Additionally, a segment on the 16th October 1993 edition gained infamy, featuring Randy Savage discussing Hulk Hogan. Savage made various comments surrounding Hogan's personal life, including steroid usage and his acting career, while also accusing Hogan of causing him and wife Miss Elizabeth to divorce in 1990 because Hogan had flirted with Elizabeth. It has led to discussion on whether the interview ended up being a shoot or a work. Nevertheless, according to the 25th October 1993 edition of the Wrestling Observer Newsletter, Ross and Polo may have known in advance since they hyped the interview as saying that "Savage was going to make waves", with Ross asking leading questions to him.[7]

Cancellation and Late 1990s Revival[edit | edit source]

At some point, Ross would be replaced as host by McMahon himself, with the fan questions now being screened in advance. Ultimately, the original show was cancelled primarily because it was unable to attract enough stations to carry it.[8] Nevertheless, it did make a return in the late-1990s as an Armed Forces Network show, enabling those serving within the US military worldwide to be informed of the latest events surrounding wrestling.[9] Radio WWF carried on until at least the 2000 Summerslam, with Michael Cole and Mick Foley as hosts,[10] before quietly being discontinued.

Availability[edit | edit source]

Likely due to each version of the show proving unable to attract many stations to carry them, recordings of Radio WWF remain scarce. It is therefore coveted media among those seeking the alternative pay-per-view commentary,[11] as well as the Savage interview. The Savage interview transcript remains publicly accessible on an archived Miss Elizabeth.com page.[12]

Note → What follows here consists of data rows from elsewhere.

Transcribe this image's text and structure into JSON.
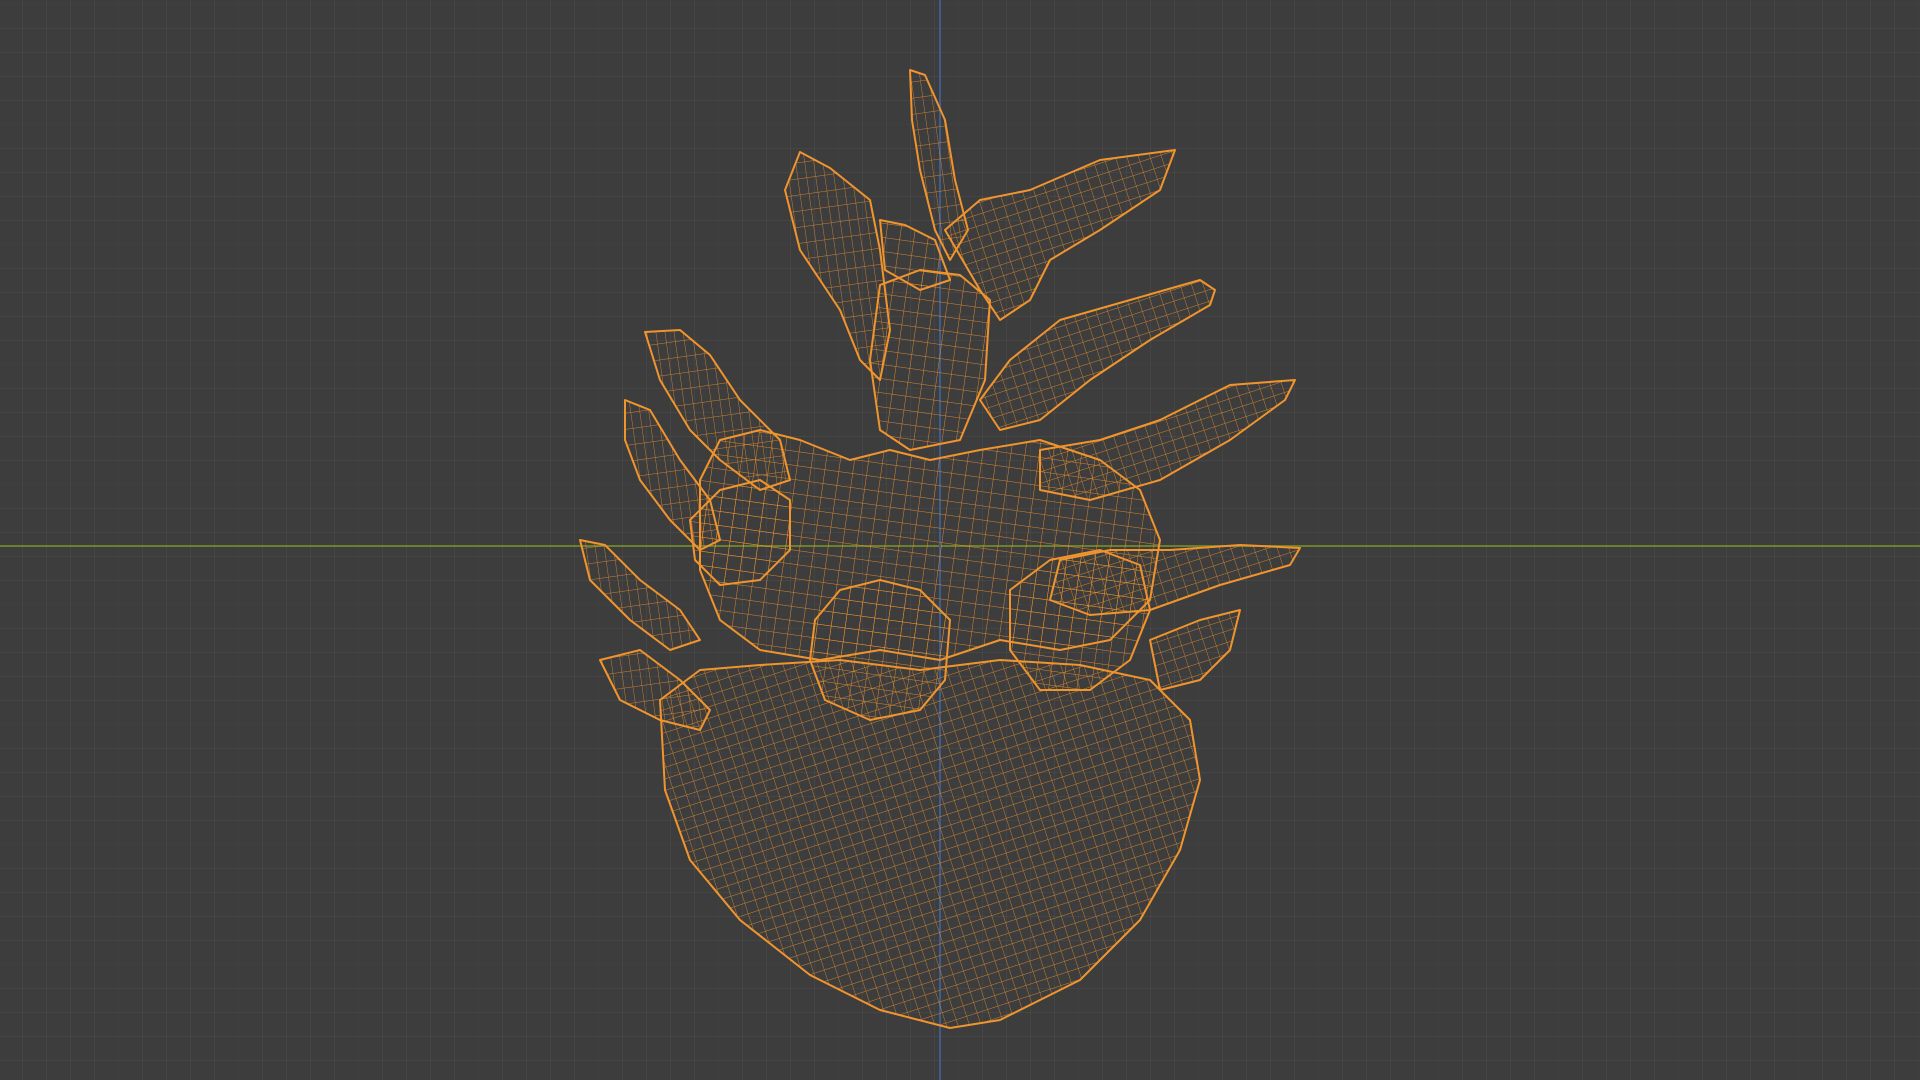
{
  "viewport": {
    "background_color": "#3d3d3d",
    "x_axis_color": "#6b7f2d",
    "y_axis_color": "#3f5c8a",
    "wireframe_color": "#f0942e",
    "object": "pineapple-crown-mesh"
  }
}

On 3rd January 2022, commentary from the 1998 Royal Rumble was uploaded to YouTube by Rich Liptak. On 28th January 2022, AdFreeShows announced it had obtained a cassette tape consisting of 40 minutes of commentary from Jim Ross and Gorilla Monsoon from the 1994 Royal Rumble.[13] It was originally released as part of its Studio Sessions Patreon,[13] although it has since been leaked onto YouTube.

Gallery[edit | edit source]

Videos[edit | edit source]

Audio from the 1994 Royal Rumble.
Audio from the 1998 Royal Rumble.
OSW Retrospective discussing Radio WWF.
Something to Wrestle with Bruce Prichard discussing the Savage interview on Radio WWF.


See Also[edit | edit source]

References[edit | edit source]